(Stored data)

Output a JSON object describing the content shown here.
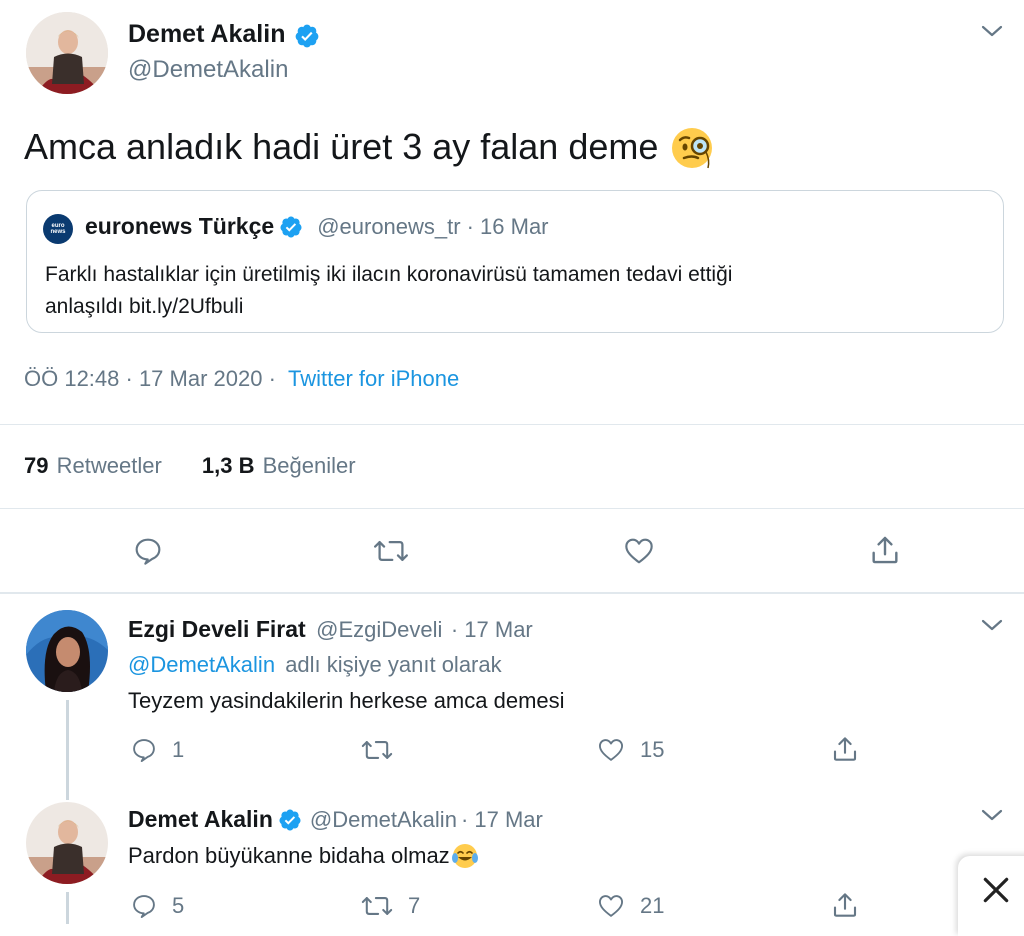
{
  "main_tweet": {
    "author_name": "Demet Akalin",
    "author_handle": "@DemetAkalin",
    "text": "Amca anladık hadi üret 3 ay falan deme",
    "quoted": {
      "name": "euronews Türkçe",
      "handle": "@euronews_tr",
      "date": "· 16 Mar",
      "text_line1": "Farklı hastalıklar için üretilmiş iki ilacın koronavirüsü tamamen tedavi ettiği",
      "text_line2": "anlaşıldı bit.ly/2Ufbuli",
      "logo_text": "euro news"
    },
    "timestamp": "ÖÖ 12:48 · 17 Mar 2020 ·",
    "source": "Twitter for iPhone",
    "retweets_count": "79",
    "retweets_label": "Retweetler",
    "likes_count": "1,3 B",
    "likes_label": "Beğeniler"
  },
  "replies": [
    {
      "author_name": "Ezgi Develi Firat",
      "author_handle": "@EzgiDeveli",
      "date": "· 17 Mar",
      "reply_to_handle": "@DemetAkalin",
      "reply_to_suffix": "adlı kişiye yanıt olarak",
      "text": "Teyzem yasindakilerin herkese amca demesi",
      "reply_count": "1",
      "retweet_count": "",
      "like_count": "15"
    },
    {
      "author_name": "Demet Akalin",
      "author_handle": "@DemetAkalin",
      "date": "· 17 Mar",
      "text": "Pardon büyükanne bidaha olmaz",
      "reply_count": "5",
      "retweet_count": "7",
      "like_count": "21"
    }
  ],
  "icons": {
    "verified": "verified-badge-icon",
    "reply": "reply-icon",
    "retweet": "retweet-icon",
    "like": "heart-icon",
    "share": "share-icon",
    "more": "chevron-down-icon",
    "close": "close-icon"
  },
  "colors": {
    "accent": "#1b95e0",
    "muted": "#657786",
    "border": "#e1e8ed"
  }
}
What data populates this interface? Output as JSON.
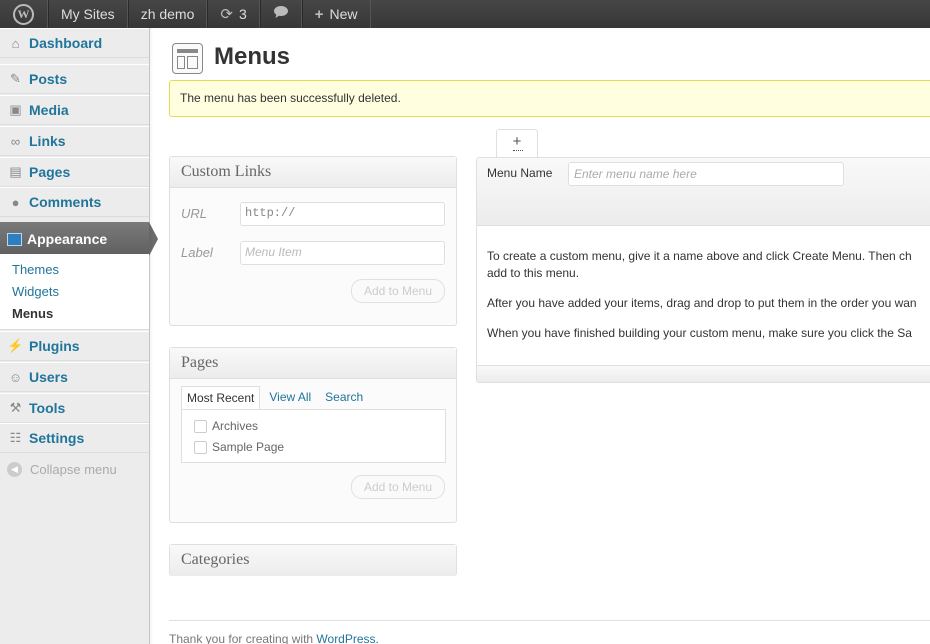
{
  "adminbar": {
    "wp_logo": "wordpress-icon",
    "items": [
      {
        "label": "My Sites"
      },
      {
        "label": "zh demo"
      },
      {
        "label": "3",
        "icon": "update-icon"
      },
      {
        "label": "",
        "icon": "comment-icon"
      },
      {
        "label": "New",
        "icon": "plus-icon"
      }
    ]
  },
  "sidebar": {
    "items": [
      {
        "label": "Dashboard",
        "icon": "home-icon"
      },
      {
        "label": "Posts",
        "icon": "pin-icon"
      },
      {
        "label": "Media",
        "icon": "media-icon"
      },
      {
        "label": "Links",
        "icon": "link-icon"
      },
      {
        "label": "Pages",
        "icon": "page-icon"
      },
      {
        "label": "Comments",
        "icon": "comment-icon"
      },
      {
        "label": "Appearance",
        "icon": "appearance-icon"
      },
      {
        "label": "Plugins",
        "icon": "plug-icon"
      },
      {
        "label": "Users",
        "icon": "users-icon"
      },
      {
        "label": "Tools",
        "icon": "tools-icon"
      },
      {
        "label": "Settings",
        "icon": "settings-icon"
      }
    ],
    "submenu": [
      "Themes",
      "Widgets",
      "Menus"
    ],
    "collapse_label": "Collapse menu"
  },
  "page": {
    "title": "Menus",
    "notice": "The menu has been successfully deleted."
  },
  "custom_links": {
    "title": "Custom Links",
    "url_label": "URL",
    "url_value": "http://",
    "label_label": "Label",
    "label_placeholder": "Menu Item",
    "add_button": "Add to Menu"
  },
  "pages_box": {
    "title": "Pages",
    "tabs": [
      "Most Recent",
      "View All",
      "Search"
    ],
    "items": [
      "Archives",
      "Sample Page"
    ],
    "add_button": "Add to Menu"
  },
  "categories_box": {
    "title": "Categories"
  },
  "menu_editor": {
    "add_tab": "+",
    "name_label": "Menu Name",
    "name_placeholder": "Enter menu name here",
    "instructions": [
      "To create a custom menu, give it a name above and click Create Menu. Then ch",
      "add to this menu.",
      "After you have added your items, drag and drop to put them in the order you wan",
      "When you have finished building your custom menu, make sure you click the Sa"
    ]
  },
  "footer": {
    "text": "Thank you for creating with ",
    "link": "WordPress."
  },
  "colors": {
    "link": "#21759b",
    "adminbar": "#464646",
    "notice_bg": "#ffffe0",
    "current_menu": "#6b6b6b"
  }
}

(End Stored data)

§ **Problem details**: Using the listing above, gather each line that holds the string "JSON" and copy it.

§ **Your solution**:
Output a JSON object describing the content shown here.
What data populates this interface? Output as JSON.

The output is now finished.